I am daily moved by the compassion of donors to hospice. One woman wanted to assure that her children learned the real meaning of the holiday season, so she taught them to give honorariums to their friends to help hospice instead of receiving toys they really didn’t need.
Another group of women made quilts and stuffed animals all year long to give them to terminally ill children at year’s end. Yet another group, who had very little to give, gave $100 as a group representing their gratitude for what hospice had done for three of their residents.
Deepak Chopra has a wonderful code of compassion that can guide us in our unselfishness:
- Be kind to yourself and others.
- Come from love every moment you can.
- Speak of love with others. Remind each other of your spiritual purpose.
- Never give up hope.
- Know that you are loved.
Psychologists speak of the “narcissus complex,” which means an extreme self-love. This comes out of a story in Greek mythology. Narcissus, a very handsome young man, one day looked into the quiet waters of a pool and saw the reflection of himself. He completely fell in love with that self-reflection. To some extent, this happens to all of us and, as Oscar Wilde said in An Ideal Husband, “To love one’s self is the beginning of a lifelong romance.”
Love is so strong it can overcome even the instinct of self. There comes to our minds numerous stories of how people have sacrificed in so many ways, even their own lives, because they loved someone more than themselves. One of the best stories is recorded by Victor Hugo in Ninety-Three.

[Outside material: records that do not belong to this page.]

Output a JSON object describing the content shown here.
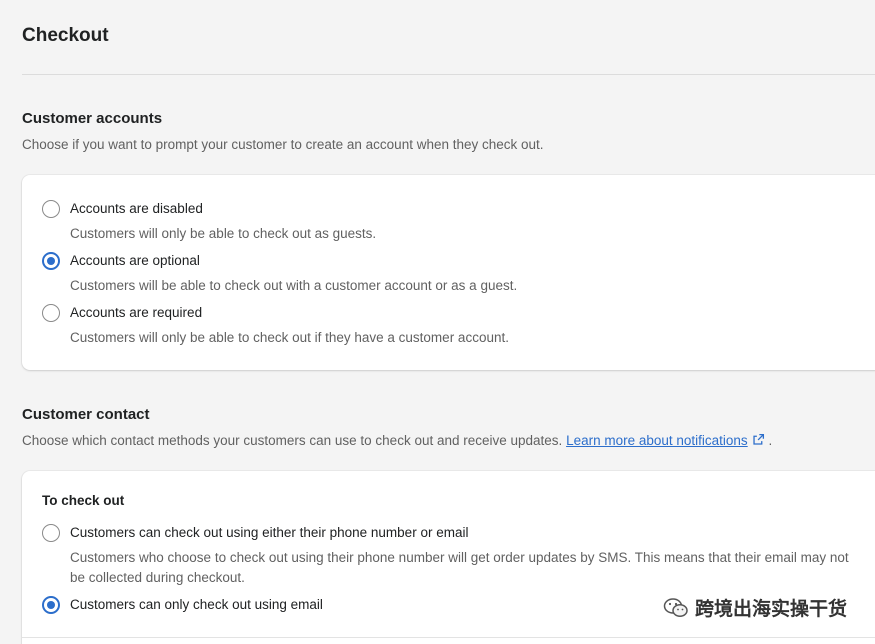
{
  "page": {
    "title": "Checkout"
  },
  "customer_accounts": {
    "title": "Customer accounts",
    "description": "Choose if you want to prompt your customer to create an account when they check out.",
    "options": [
      {
        "label": "Accounts are disabled",
        "help": "Customers will only be able to check out as guests.",
        "selected": false
      },
      {
        "label": "Accounts are optional",
        "help": "Customers will be able to check out with a customer account or as a guest.",
        "selected": true
      },
      {
        "label": "Accounts are required",
        "help": "Customers will only be able to check out if they have a customer account.",
        "selected": false
      }
    ]
  },
  "customer_contact": {
    "title": "Customer contact",
    "description": "Choose which contact methods your customers can use to check out and receive updates.",
    "link_text": "Learn more about notifications",
    "trailing": ".",
    "subhead": "To check out",
    "options": [
      {
        "label": "Customers can check out using either their phone number or email",
        "help": "Customers who choose to check out using their phone number will get order updates by SMS. This means that their email may not be collected during checkout.",
        "selected": false
      },
      {
        "label": "Customers can only check out using email",
        "help": "",
        "selected": true
      }
    ]
  },
  "watermark": {
    "text": "跨境出海实操干货"
  },
  "colors": {
    "accent": "#2c6ecb",
    "background": "#f4f4f4",
    "card": "#ffffff",
    "muted_text": "#616161"
  }
}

After the revolution, a French mother was driven from her home with her three children, including an infant. She had wandered through the woods and fields for several days. She and her three children had lived on roots and leaves.
On the third morning, they had hidden in some bushes on the approach of some soldiers and a sergeant. The sergeant ordered a soldier to find out what was stirring in the bushes; he prodded the mother and her three children out.
They were brought to the sergeant’s side, and he saw in an instant that they were starving; he gave them a long loaf of brown French bread. The mother took it eagerly, like a famished animal, broke it into two pieces, giving one piece to one child and the other to the second child.
“She has kept none for herself,” grumbled the sergeant.
“Because she is not hungry,” said a soldier.
“Because she is a mother,” said the sergeant.
Another great story of compassion is from the Russian writer, Ivan S. Turgenev, who met a beggar who asked him for money. “I felt in my pockets,” he said, “but there was nothing there. The beggar waited, and his outstretched hand twitched and trembled slightly. Embarrassed and confused, I seized his dirty hand and pressed it. ‘Do not be angry with me, brother,’ I said, ‘I have nothing with me.’ The beggar raised his bloodshot eyes and smiled. ‘You called me brother,’ he said, ‘that was indeed a gift.’ ”
We all must develop for ourselves a code of compassion.